◆ **What is required**: Count every line in the following entries that holds the word "Цилиндр". Only the number should be given.

◆ **Records provided**:
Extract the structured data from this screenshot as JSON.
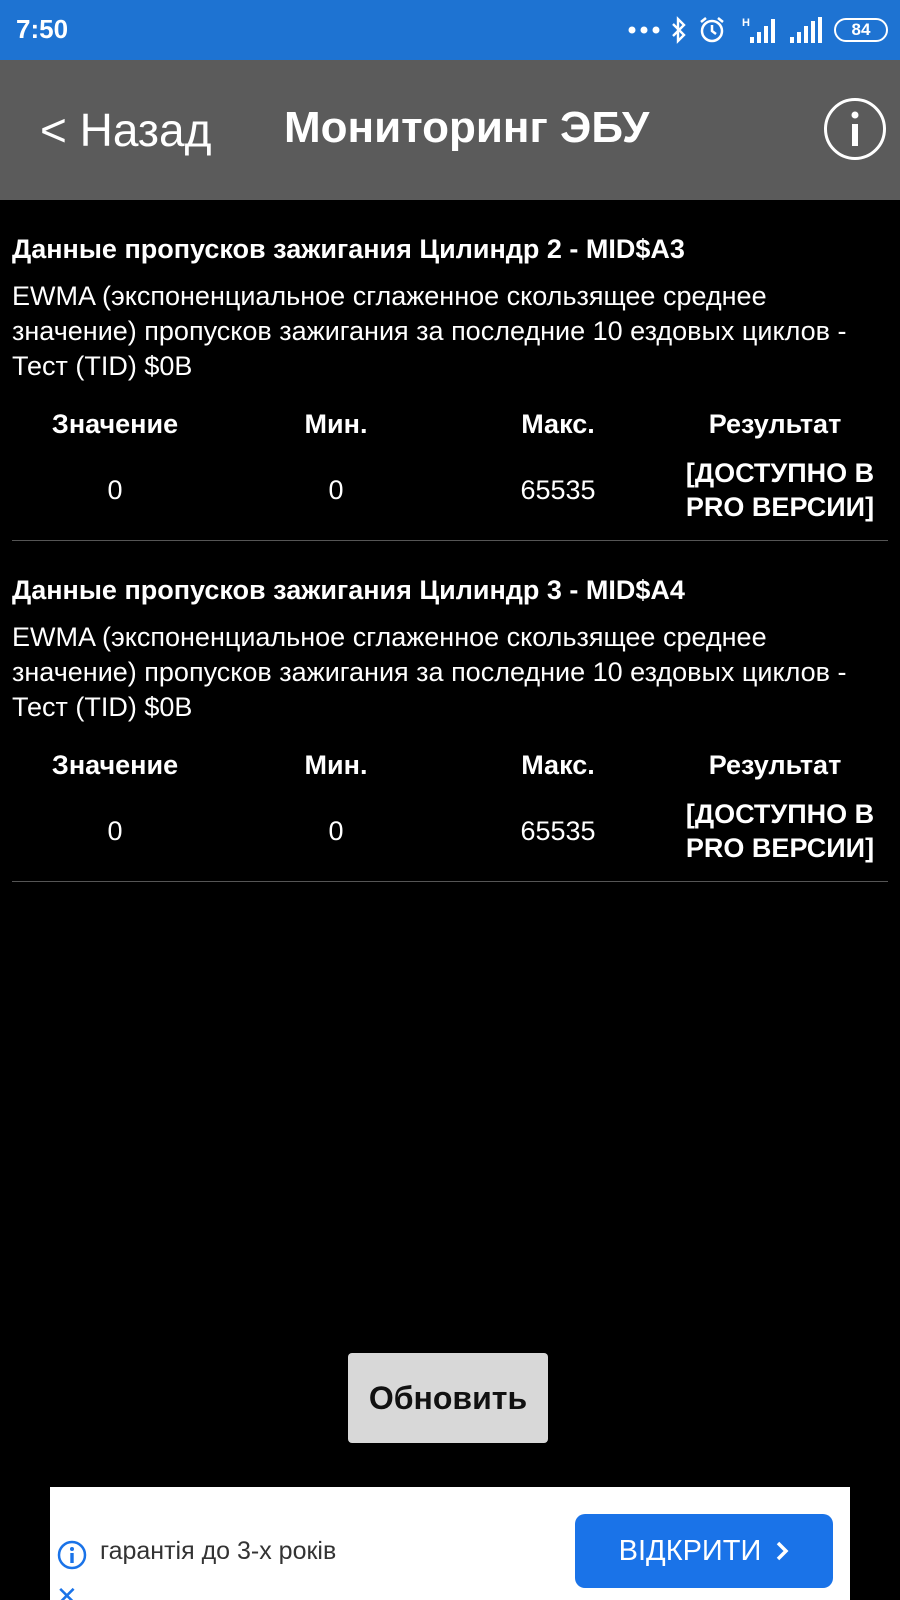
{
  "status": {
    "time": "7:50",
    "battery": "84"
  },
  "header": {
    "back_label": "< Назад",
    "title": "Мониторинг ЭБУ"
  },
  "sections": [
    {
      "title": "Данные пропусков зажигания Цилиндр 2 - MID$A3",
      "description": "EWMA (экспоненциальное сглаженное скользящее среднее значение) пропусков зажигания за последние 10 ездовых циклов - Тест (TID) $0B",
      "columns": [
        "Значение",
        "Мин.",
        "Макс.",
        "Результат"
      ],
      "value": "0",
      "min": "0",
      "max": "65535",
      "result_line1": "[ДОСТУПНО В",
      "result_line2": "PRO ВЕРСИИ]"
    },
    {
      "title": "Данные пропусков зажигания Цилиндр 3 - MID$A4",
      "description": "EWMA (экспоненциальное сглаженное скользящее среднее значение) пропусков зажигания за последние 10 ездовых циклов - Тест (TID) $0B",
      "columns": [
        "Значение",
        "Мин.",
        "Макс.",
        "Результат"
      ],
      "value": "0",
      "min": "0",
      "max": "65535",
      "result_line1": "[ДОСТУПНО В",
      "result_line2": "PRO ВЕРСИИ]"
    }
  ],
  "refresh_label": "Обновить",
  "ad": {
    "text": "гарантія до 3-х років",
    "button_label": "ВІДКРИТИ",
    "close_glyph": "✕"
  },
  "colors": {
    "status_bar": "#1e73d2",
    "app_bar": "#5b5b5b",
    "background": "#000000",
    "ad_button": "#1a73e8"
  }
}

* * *

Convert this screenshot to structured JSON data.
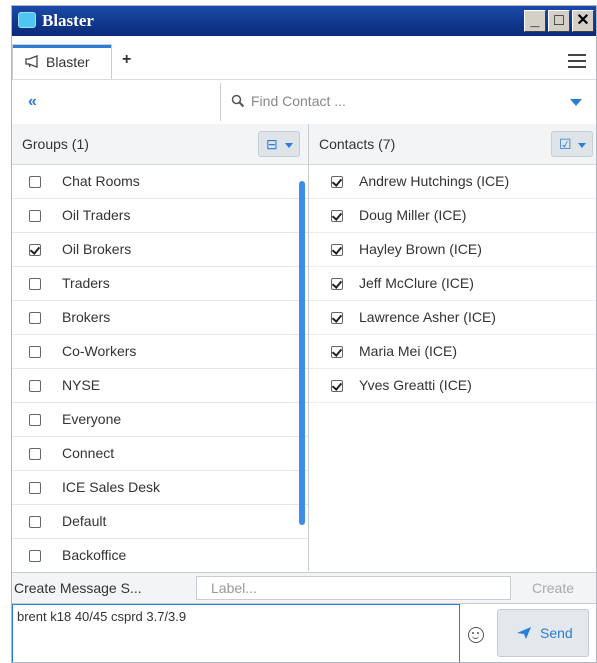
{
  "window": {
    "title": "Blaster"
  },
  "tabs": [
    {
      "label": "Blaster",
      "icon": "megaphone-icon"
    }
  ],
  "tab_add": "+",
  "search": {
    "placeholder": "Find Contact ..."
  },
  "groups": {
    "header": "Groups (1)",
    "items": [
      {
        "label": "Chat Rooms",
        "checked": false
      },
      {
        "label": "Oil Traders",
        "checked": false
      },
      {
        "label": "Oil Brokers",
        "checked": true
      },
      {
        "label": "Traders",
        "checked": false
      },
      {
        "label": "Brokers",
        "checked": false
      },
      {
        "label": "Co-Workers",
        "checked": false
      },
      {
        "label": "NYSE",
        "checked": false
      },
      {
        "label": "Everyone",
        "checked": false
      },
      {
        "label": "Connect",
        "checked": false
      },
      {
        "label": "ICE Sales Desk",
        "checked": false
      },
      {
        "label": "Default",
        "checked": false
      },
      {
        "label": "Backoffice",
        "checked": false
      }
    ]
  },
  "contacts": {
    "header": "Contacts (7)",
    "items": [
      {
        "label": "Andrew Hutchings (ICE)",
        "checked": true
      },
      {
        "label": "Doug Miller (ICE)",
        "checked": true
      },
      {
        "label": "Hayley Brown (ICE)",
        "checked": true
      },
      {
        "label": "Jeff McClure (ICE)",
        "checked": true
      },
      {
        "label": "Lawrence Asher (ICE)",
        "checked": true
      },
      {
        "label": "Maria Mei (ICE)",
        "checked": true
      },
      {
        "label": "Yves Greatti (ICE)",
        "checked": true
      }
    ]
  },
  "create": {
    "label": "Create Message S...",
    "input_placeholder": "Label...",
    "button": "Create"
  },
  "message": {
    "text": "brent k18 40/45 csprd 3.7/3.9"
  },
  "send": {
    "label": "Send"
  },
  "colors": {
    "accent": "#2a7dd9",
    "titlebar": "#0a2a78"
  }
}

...

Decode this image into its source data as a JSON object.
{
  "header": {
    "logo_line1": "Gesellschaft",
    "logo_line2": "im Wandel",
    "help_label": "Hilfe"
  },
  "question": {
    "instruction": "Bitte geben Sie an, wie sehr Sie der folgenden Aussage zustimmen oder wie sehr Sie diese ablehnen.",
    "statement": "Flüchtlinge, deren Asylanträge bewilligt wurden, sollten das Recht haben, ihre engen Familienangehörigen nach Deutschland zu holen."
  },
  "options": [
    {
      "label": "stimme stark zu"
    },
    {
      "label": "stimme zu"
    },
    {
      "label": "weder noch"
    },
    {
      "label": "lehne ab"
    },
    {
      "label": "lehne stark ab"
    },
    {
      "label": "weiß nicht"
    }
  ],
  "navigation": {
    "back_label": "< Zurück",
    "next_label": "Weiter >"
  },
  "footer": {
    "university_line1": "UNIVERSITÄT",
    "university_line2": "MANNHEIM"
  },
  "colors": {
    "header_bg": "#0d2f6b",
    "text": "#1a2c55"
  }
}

◆ **Response to the exercise**: 2